I'm just noticing that I haven't anwered Edgar's original question: "Is Evolution a Dangerous Idea? If so, why?" My answer is yes. Yes, evolution is a dangerous idea.
To see why, you need to understand that Darwinian evolution is an algorithm. Start with a population of individuals which differ somewhat from each other. Let them compete for resources. Let them be fruitful and multiply, copying their traits into the next generation, in proportion to how well they competed. That's natural selection. Moreover, introduce a low rate of mistakes into the copying, giving the next round of natural selection new traits to select between.
One more important feature of evolution is that it can, in principle, run on any
kind of hardware. Given the conditions I just described, evolution just happens. Individuals in the population will continuously improve at surviving; some of them will grow astoundingly complex in the process. All this diversity and complexity can happen without any intention, any mind, any creator in charge. And it can happen to anything. Nothing about the algorithm requires that the individuals, the copying, the mutations, or the selection be biological.
Having understood this algorithm, and having verified that it has brought about the species we know today, people will obviously ask the next question: What else has been passed into our generation by mindless copying? What variations can we try on it? What part of our inheritance can we dump because it no longer works for us? Does it extend to political systems? Social institutions? Laws? Moral rules? Churches?

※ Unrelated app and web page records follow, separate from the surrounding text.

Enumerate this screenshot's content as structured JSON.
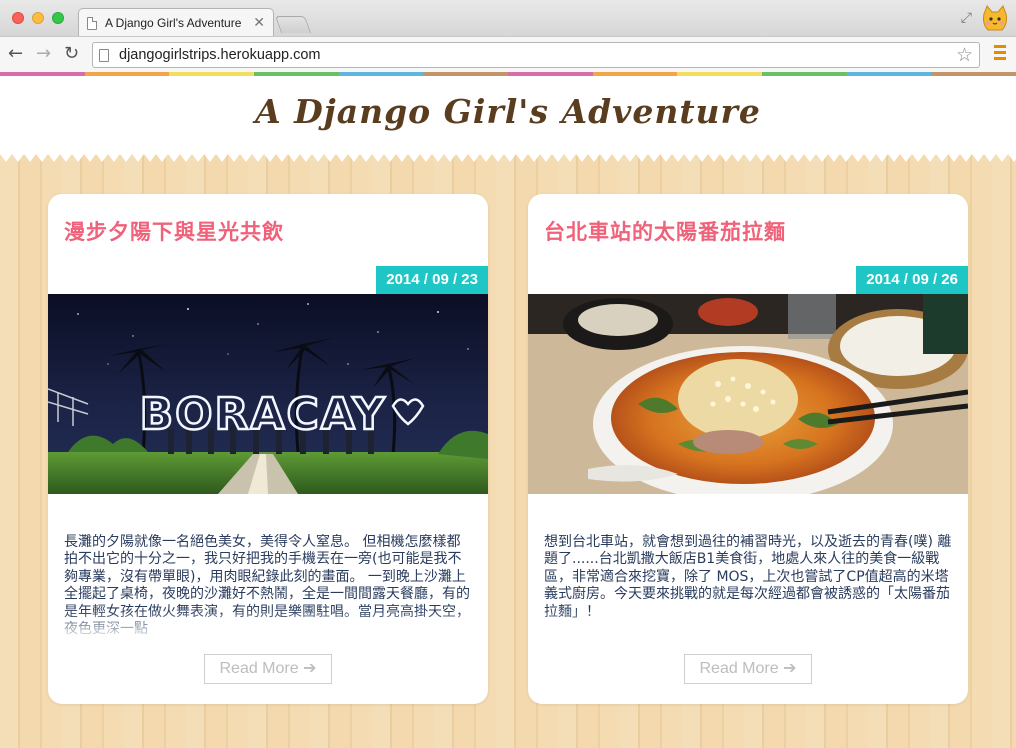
{
  "browser": {
    "tab_title": "A Django Girl's Adventure",
    "tab_close": "✕",
    "url": "djangogirlstrips.herokuapp.com"
  },
  "theme": {
    "accent_pink": "#f0627a",
    "accent_teal": "#1ec7c6",
    "title_brown": "#5a3d1f",
    "rainbow": [
      "#d56ea9",
      "#f1a64a",
      "#f3dd5e",
      "#6cc063",
      "#5fb7e0",
      "#c39466",
      "#d56ea9",
      "#f1a64a",
      "#f3dd5e",
      "#6cc063",
      "#5fb7e0",
      "#c39466"
    ]
  },
  "site": {
    "title": "A Django Girl's Adventure"
  },
  "posts": [
    {
      "title": "漫步夕陽下與星光共飲",
      "date": "2014 / 09 / 23",
      "image_text": "BORACAY",
      "excerpt": "長灘的夕陽就像一名絕色美女，美得令人窒息。 但相機怎麼樣都拍不出它的十分之一，我只好把我的手機丟在一旁(也可能是我不夠專業，沒有帶單眼)，用肉眼紀錄此刻的畫面。 一到晚上沙灘上全擺起了桌椅，夜晚的沙灘好不熱鬧，全是一間間露天餐廳，有的是年輕女孩在做火舞表演，有的則是樂團駐唱。當月亮高掛天空，夜色更深一點",
      "read_more": "Read More"
    },
    {
      "title": "台北車站的太陽番茄拉麵",
      "date": "2014 / 09 / 26",
      "excerpt": "想到台北車站，就會想到過往的補習時光，以及逝去的青春(噗) 離題了......台北凱撒大飯店B1美食街，地處人來人往的美食一級戰區，非常適合來挖寶，除了 MOS，上次也嘗試了CP值超高的米塔義式廚房。今天要來挑戰的就是每次經過都會被誘惑的「太陽番茄拉麵」！",
      "read_more": "Read More"
    }
  ]
}
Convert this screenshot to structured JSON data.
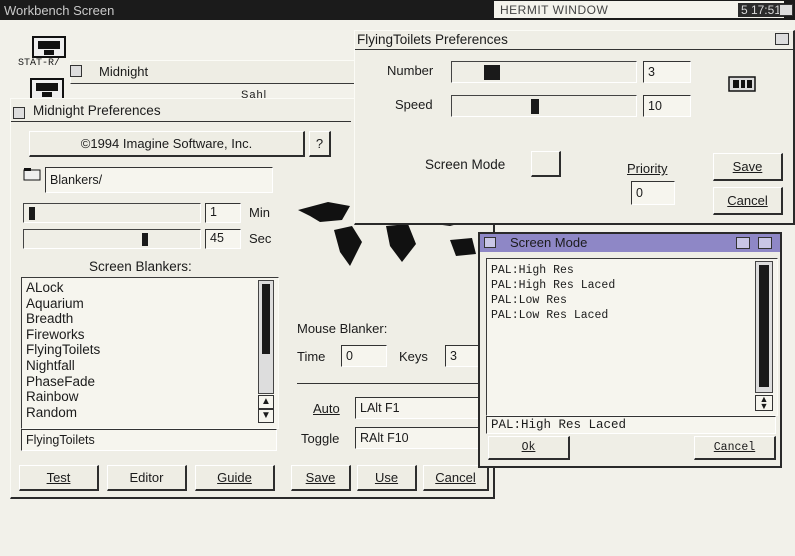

All these are dangerous questions for authoritarian minds who want there to be a mastermind in charge, and who want to protect our heritage against tinkering and selection. I think they're quite right to think evolution is corrosive of what they hold dear. And it's a good thing, too.